Objective: To evaluate whether pathological factors are associated with differential effect of adjuvant chemotherapy (ACT).
Patients and methods: In this population-based retrospective cohort study, we linked electronic records of treatment and surgical pathology to the Ontario Cancer Registry. The study population included all patients with muscle-invasive bladder cancer undergoing cystectomy in Ontario 1994-2008. Factors associated with overall (OS) and cancer-specific survival (CSS) were evaluated using Cox proportional hazards. We tested for interaction between the following variables and ACT effect-size: N-stage, margin status, T-stage, and lymphovascular invasion (LVI).
Results: The study population included 2802 patients; 19% were treated with ACT. Interaction terms with ACT for OS/CSS are: N-stage (both P < 0.001); margin status (P = 0.054/P = 0.048); T-stage (P = 0.509/P = 0.286); and LVI (P = 0.361/P = 0.405). Magnitude of effect for ACT was greater for patients with node-positive disease [OS: hazard ratio (HR) 0.56, 95% confidence interval (CI) 0.47-0.67; CSS: HR 0.60, 95% CI 0.49-0.72] than for patients with node-negative disease (OS: HR 0.80, 95% CI 0.61-1.03; CSS: HR 0.79, 95% CI 0.59-1.07). ACT was also associated with greater effect among patients with involved margins (OS: HR 0.45, 95% CI 0.33-0.62; CSS: HR 0.40, 95% CI 0.28-0.57) compared with patients with negative margins (OS: HR 0.75, 95% CI 0.65-0.87; CSS: HR 0.79, 95% CI 0.67-0.93).
Conclusions: In this population-based cohort study we observe evidence of interaction between ACT effect and nodal stage and surgical margin status. Our results suggest that patients at highest risk of disease recurrence may derive greatest benefit from ACT.
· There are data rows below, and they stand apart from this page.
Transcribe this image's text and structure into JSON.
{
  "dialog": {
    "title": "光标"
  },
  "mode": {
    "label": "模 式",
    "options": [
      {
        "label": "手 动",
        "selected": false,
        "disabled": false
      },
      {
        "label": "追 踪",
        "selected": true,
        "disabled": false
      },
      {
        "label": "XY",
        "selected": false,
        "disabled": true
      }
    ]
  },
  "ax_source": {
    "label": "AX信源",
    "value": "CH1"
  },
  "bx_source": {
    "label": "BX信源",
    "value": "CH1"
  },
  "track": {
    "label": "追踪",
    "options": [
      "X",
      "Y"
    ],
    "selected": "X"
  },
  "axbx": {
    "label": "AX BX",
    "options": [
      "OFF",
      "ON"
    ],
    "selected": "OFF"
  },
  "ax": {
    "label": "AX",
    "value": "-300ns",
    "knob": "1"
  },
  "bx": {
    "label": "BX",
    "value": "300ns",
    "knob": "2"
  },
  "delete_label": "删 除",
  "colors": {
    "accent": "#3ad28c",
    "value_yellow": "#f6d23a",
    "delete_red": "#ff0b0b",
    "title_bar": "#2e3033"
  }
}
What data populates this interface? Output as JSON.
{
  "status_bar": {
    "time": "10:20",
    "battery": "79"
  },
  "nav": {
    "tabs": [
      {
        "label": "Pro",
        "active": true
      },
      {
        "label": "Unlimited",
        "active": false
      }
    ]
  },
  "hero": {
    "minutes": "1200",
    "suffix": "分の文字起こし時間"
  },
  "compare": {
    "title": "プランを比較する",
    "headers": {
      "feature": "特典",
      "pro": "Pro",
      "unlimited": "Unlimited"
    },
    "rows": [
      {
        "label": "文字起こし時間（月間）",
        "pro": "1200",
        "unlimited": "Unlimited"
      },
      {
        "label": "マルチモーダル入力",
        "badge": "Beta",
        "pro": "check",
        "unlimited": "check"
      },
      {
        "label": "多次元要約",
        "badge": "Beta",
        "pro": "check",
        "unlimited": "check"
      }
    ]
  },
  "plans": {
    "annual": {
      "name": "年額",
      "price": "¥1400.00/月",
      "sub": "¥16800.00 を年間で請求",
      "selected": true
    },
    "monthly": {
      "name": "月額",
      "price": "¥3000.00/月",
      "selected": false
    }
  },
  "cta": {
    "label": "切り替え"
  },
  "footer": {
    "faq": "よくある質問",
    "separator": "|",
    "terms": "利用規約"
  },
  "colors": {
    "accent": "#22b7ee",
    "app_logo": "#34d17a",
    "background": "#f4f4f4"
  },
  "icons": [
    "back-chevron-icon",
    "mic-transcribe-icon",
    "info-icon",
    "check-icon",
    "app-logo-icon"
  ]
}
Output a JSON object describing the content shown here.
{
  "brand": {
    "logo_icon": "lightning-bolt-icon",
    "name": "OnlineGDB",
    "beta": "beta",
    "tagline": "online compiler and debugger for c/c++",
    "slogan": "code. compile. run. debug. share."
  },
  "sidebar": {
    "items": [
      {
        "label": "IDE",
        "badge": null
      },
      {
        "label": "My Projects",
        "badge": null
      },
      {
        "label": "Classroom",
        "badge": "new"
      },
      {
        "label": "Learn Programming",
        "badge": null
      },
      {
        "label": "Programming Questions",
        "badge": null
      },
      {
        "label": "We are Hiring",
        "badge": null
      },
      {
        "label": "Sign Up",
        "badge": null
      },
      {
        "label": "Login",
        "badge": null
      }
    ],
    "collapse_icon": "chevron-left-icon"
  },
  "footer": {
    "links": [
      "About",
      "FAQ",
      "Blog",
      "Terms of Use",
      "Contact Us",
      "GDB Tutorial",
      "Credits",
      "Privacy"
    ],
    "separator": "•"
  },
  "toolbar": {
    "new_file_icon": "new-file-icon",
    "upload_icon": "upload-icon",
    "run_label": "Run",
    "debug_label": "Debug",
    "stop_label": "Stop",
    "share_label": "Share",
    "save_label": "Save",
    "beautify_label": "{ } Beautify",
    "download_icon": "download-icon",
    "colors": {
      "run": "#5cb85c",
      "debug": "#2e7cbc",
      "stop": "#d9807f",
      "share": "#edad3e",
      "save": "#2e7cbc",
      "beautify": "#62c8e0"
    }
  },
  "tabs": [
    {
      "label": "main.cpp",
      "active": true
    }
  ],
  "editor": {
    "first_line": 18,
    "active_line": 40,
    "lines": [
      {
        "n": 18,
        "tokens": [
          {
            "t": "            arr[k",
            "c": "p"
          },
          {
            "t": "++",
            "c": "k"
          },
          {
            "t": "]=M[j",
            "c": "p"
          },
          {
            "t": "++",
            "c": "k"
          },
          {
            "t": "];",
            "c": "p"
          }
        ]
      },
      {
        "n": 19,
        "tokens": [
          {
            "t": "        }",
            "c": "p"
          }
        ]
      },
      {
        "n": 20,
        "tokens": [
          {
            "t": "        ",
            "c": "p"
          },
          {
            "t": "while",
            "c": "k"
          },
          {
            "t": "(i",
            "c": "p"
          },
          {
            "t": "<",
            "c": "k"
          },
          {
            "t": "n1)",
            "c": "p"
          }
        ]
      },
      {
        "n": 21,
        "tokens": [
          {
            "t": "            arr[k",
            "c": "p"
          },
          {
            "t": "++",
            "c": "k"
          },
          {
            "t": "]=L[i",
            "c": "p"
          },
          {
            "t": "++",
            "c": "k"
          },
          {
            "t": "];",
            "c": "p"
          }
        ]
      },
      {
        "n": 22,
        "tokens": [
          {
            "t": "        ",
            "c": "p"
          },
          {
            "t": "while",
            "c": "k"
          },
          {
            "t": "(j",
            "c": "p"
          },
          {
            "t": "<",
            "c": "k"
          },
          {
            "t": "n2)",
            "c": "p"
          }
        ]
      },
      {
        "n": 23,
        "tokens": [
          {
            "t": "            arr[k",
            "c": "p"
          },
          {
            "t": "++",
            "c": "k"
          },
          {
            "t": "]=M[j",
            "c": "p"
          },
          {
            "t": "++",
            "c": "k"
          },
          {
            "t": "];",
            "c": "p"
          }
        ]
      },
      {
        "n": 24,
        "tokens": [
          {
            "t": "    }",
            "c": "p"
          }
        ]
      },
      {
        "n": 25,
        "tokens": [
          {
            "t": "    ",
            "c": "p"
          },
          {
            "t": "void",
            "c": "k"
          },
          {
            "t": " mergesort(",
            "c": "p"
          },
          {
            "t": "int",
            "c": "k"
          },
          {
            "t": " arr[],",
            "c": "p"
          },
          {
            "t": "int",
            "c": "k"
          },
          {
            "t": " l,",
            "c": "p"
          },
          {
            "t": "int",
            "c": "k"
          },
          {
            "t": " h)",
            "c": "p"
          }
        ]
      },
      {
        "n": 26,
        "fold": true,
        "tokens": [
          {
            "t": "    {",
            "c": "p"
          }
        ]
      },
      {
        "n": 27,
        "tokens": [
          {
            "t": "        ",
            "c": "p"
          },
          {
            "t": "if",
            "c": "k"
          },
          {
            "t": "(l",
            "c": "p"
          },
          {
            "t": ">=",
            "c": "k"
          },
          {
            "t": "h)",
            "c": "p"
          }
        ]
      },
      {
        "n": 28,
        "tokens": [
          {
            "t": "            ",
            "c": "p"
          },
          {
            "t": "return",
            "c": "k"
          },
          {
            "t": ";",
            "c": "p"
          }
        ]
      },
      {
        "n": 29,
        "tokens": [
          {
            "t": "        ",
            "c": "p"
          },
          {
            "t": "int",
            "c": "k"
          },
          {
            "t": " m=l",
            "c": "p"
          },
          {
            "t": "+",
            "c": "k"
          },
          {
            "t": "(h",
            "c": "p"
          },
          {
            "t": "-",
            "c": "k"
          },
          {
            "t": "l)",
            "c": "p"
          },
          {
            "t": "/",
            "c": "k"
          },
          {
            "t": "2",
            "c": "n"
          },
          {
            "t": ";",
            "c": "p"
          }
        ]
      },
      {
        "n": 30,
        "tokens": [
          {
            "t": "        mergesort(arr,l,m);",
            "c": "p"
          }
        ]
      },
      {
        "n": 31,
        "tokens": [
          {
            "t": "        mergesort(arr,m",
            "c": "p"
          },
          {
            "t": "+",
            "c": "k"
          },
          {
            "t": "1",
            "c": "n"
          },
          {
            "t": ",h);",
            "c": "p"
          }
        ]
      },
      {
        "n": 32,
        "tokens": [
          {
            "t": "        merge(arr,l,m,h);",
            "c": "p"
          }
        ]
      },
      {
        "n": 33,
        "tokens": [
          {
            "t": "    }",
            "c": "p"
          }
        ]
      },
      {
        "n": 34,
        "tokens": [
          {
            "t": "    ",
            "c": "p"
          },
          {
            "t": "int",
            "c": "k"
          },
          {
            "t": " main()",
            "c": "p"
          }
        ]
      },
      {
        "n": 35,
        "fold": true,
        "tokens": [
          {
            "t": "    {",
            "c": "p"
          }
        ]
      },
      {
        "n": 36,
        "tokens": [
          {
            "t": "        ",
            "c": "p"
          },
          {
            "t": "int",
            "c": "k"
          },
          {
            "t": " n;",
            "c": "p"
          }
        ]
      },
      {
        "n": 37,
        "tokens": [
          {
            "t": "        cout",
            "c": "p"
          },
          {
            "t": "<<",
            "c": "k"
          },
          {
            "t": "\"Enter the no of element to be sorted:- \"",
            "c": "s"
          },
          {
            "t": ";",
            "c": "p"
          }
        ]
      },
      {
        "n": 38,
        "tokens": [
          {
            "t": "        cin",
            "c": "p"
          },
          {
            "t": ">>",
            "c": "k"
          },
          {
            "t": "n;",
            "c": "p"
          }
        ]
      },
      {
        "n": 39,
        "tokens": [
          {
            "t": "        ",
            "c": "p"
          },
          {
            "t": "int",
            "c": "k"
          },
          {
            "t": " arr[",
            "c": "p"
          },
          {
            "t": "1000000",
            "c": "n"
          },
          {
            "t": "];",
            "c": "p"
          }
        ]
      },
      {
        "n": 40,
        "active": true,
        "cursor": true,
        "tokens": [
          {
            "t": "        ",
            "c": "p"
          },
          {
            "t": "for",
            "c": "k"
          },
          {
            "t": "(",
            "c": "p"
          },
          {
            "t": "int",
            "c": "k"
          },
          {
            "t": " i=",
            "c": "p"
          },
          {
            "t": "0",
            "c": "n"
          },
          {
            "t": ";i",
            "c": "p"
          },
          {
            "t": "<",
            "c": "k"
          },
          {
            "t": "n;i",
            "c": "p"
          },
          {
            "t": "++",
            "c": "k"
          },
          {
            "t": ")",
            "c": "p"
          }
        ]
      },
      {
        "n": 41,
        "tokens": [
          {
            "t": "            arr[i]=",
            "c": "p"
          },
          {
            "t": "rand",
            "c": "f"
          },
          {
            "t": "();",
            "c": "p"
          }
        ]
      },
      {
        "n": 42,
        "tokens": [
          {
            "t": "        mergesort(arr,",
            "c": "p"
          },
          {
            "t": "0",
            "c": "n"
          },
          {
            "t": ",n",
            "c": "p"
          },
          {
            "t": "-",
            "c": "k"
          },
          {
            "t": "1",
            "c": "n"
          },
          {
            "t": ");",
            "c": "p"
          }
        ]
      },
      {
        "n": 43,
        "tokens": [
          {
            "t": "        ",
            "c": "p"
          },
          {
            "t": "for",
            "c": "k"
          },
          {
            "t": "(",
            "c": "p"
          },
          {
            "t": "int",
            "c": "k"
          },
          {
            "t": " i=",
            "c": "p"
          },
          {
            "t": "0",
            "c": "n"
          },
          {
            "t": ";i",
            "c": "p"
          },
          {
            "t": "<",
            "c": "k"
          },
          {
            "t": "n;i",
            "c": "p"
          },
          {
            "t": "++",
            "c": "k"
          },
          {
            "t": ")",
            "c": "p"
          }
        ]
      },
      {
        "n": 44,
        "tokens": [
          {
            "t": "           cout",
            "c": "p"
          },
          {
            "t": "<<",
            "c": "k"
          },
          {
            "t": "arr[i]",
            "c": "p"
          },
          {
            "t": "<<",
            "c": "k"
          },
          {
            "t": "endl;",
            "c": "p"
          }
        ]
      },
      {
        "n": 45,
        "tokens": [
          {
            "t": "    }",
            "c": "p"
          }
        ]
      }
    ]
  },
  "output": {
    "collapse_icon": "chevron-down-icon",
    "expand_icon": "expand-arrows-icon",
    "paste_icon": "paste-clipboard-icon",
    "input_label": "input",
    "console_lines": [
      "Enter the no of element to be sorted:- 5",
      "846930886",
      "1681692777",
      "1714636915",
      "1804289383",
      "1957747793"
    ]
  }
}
Keywords: bladder cancer; chemotherapy; outcomes research; predictive factors.
© 2014 The Authors. BJU International © 2014 BJU International Published by John Wiley & Sons Ltd.